A state law that went into effect Jan. 1 allows 17 year olds to vote in the March 18 primary if they turn 18 on or before the November general election. So far the only person to sign up has been a male student from Granite City High School whose birthday fell during the summer. “He was here on Jan. 2 at 8:30 a.m. He was ready!” County Clerk Debbie Ming-Mendoza said Monday at her office at the Administration Building. “He was very excited about the idea of being able to vote in the primary and not having to wait until November. It was a big topic in the social studies and government classes. He said he was going to try to encourage his classmates.” Ming-Mendoza declined to name the student.

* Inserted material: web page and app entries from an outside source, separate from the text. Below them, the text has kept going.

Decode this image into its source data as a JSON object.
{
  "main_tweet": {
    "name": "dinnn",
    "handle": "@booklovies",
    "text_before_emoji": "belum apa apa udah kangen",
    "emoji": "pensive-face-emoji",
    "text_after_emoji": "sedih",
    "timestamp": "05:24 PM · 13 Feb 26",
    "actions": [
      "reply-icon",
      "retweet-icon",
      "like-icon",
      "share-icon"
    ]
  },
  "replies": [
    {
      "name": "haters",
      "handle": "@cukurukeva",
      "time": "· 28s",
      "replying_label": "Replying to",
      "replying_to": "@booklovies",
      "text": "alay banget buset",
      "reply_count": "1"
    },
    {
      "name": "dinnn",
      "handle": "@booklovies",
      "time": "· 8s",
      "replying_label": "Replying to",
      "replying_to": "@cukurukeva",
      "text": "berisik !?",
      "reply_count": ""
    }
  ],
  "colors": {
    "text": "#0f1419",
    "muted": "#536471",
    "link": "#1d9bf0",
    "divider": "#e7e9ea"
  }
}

The House passed the bill by a 95-22 margin, followed by the Senate. Gov. Pat Quinn signed it on July 3, making Illinois the 20th state to pass such a law.
The measure had been pushed by Andy Conneen, a civics teacher at Adlai Stevenson High School, near Chicago.
“Civics teachers from across the state have been working to make sure all general election voters have a voice in Illinois primaries, even at age 17,” Conneen said in a news release from Quinn’s office. “We’re excited that Gov. Quinn has now made Illinois the largest state to empower all of its newest voters in primary elections to help grow a more active citizenship.”